The attempt to overthrow Turkish President Tayyip Erdogan, which has left dozens dead and hundreds detained, has failed

Menekse Tokyay

Published: Updated:

Having already experienced three military coups and multiple coup attempts since 1960, Turkey shockingly witnessed another attempt by a section of the military on Friday night.

But the attempt to overthrow Turkish President Tayyip Erdogan, which has left dozens dead and hundreds detained, has failed.

The military rebels seemed defiant in their cause, saying in a statement: “The president and the government representatives have betrayed the country, created a fear-based autocracy, made legal system unworkable. Rule of law and secular way of living has been eroded by current government.”

But the government labeled the attempt as a “rogue military uprising” by a faction in the military who is supporting US-based cleric Fethullah Gulen who has long challenged Erdogan’s authority through his loyal adherents across the country. Gulen has denied any involvement.

Litmus test for democracy

Suleyman Ozeren, president of Ankara-based think-tank Global Policy and Strategy, believes military coups are not effective in weeding out a nation’s problems.

“The deepest problems within democracies should be solved via democratic means and mechanisms. All the coups that Turkey witnessed in the past harmed the country’s present-day democratic maturity,” Ozeren told Al Arabiya English.

The state-run news agency announced that the coup was planned by deposed legal advisor to the army, Muharrem Kose.

Ahmet K. Han, a professor of international relations at Istanbul Kadir Has University, said the attack should act as a litmus test for democracy in the country, and not prompt further instability.

“The coup attempt should not be used as a pretext for regime change or inciting further polarization within society,” Han told Al Arabiya English.

The timing of the attack is meaningful as it comes just weeks before hold a meeting of the body overseeing the military, the High Military Council. There were reports that Erdogan was planning to oust any members still linked with Gulen.

Pro-government circles believe that Gulenist military officers planned this attack out of fear of being dismissed following the meeting.

Barin Kayaoglu, a US-based political analyst, said Turkey’s state institutions have been taking a bad hit for quite some time.

“The imperfect judiciary became a tool after the referendum in 2010, then the Ergenekon trials against the military, the fallout between the ruling AKP government and the supporters of Gulen, mistakes in Syria, all have resulted in a very bad atmosphere in the country for a long time,” Kayaoglu told Al Arabiya English.

What next?

Some fear that the ultimate result of the coup attempt would be tougher authoritarianism and more “witch-hunts” against dissidents. The president and the government are also likely to increase their powers to prevent similar incidents from occurring again.
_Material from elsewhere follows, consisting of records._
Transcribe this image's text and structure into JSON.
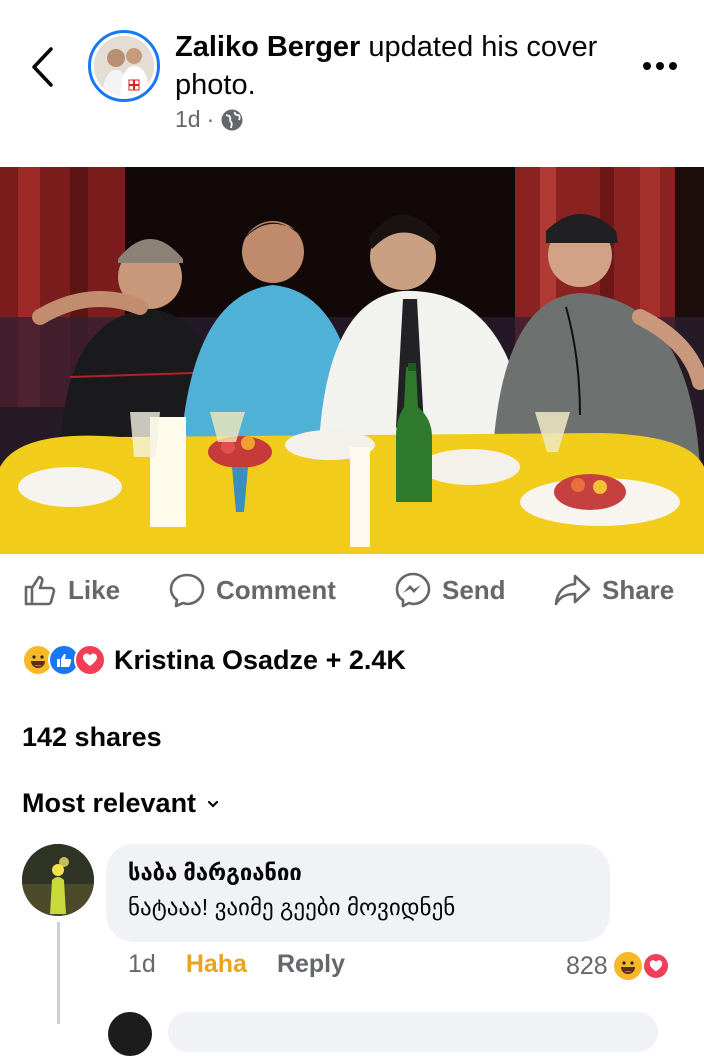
{
  "header": {
    "author": "Zaliko Berger",
    "action_text": " updated his cover photo.",
    "time": "1d",
    "separator": "·",
    "privacy_icon": "globe-icon"
  },
  "actions": {
    "like": "Like",
    "comment": "Comment",
    "send": "Send",
    "share": "Share"
  },
  "reactions": {
    "icons": [
      "haha-icon",
      "like-icon",
      "love-icon"
    ],
    "summary": "Kristina Osadze + 2.4K"
  },
  "shares": "142 shares",
  "sort": {
    "label": "Most relevant"
  },
  "comments": [
    {
      "author": "საბა მარგიანიი",
      "text": "ნატააა! ვაიმე გეები მოვიდნენ",
      "time": "1d",
      "haha_label": "Haha",
      "reply_label": "Reply",
      "reaction_count": "828"
    }
  ],
  "colors": {
    "accent": "#1877f2",
    "haha": "#e9a41e",
    "love": "#f33e58",
    "secondary_text": "#65676b",
    "bubble": "#f0f2f5"
  }
}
Savas Genc, lecturer of political science at Heidelberg University, said that this coup attempt is the first of its kind compared to those seen previously.

“The army seems divided and has acted beyond past coup practices in Turkey, which is suspicious. This episode not only seems to be an attempted coup, but something that aims to spark civil war in Turkey. This may draw the country into unprecedented chaos,” Genc told Al Arabiya English.
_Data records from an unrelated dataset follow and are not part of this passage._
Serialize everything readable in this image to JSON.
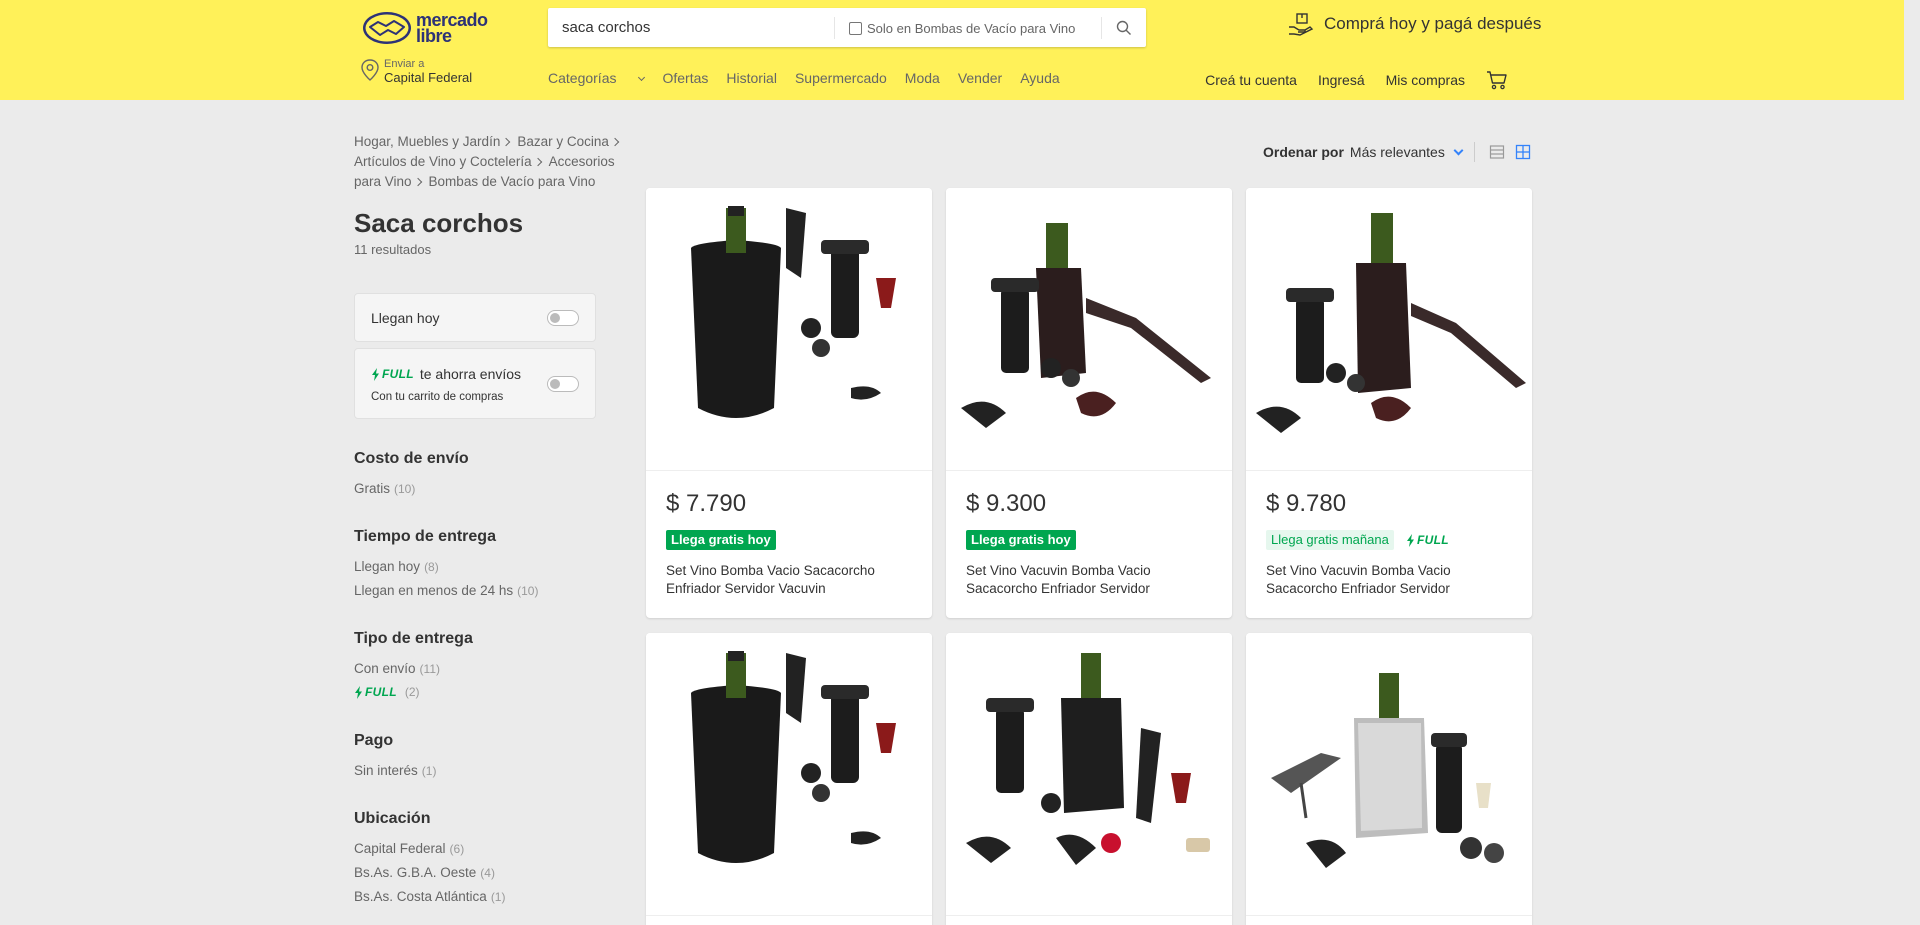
{
  "header": {
    "logo_line1": "mercado",
    "logo_line2": "libre",
    "search_value": "saca corchos",
    "search_scope_label": "Solo en Bombas de Vacío para Vino",
    "promo_text": "Comprá hoy y pagá después",
    "location_small": "Enviar a",
    "location_big": "Capital Federal",
    "nav": [
      "Categorías",
      "Ofertas",
      "Historial",
      "Supermercado",
      "Moda",
      "Vender",
      "Ayuda"
    ],
    "account": [
      "Creá tu cuenta",
      "Ingresá",
      "Mis compras"
    ]
  },
  "breadcrumb": [
    "Hogar, Muebles y Jardín",
    "Bazar y Cocina",
    "Artículos de Vino y Coctelería",
    "Accesorios para Vino",
    "Bombas de Vacío para Vino"
  ],
  "page_title": "Saca corchos",
  "results_count": "11 resultados",
  "filters": {
    "llegan_hoy": "Llegan hoy",
    "full_label": "FULL",
    "full_text": "te ahorra envíos",
    "full_sub": "Con tu carrito de compras"
  },
  "facets": [
    {
      "title": "Costo de envío",
      "items": [
        {
          "label": "Gratis",
          "count": "(10)"
        }
      ]
    },
    {
      "title": "Tiempo de entrega",
      "items": [
        {
          "label": "Llegan hoy",
          "count": "(8)"
        },
        {
          "label": "Llegan en menos de 24 hs",
          "count": "(10)"
        }
      ]
    },
    {
      "title": "Tipo de entrega",
      "items": [
        {
          "label": "Con envío",
          "count": "(11)"
        },
        {
          "label": "FULL",
          "count": "(2)"
        }
      ]
    },
    {
      "title": "Pago",
      "items": [
        {
          "label": "Sin interés",
          "count": "(1)"
        }
      ]
    },
    {
      "title": "Ubicación",
      "items": [
        {
          "label": "Capital Federal",
          "count": "(6)"
        },
        {
          "label": "Bs.As. G.B.A. Oeste",
          "count": "(4)"
        },
        {
          "label": "Bs.As. Costa Atlántica",
          "count": "(1)"
        }
      ]
    }
  ],
  "sort": {
    "label": "Ordenar por",
    "value": "Más relevantes"
  },
  "products": [
    {
      "price": "$ 7.790",
      "badge": "Llega gratis hoy",
      "title": "Set Vino Bomba Vacio Sacacorcho Enfriador Servidor Vacuvin"
    },
    {
      "price": "$ 9.300",
      "badge": "Llega gratis hoy",
      "title": "Set Vino Vacuvin Bomba Vacio Sacacorcho Enfriador Servidor"
    },
    {
      "price": "$ 9.780",
      "badge": "Llega gratis mañana",
      "full": "FULL",
      "title": "Set Vino Vacuvin Bomba Vacio Sacacorcho Enfriador Servidor"
    }
  ],
  "colors": {
    "header_bg": "#fff159",
    "accent_blue": "#3483fa",
    "green": "#00a650",
    "page_bg": "#ebebeb"
  }
}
Even though it was not prayer time, mosques around Turkey repetitively sounded the Islamic call to prayer (azan), prompting people to pour into the streets in support of the government.

Turkish citizens have heavily stood against the coup, and the general belief is that nothing good has come out of such rebellions throughout the history of the country.
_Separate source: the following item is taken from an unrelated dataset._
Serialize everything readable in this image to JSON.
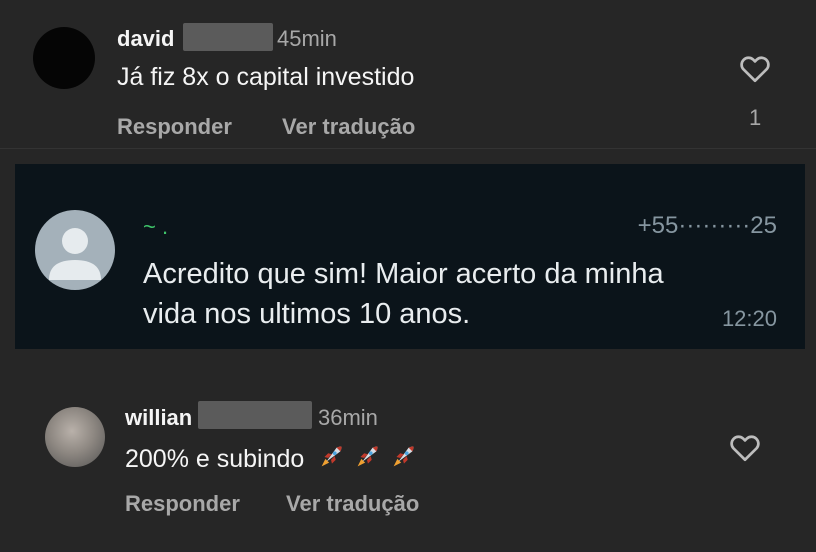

All parties in parliament have condemned the coup and emphasized their commitment to democracy.

‘People were crying’

Murat Yesiltas, director of security studies at pro-government SETA Foundation, was on streets to protest the coup in northwestern province of Sakarya.

“I thought that condemning the attack by social media would not suffice. So, I took to the streets. It was the first of its kind in terms of an anti-coup reaction in Turkey,” Yesiltas told Al Arabiya English.

“People were crying,” he said. “Thousands of people gathered in the city’s main square in just one hour. They prayed. They were so excited. The crowd was not only made up of government supporters. I saw representatives and supporters from all parties, which was very encouraging. They were all saying that they would not leave the area until the military tanks go. And they succeeded.”

So far, hundreds of coup plotters have been detained by authorities and Erdogan has said he is committed “to making the plotters pay heavily for this latest action of treason against a government that has been elected by the people.”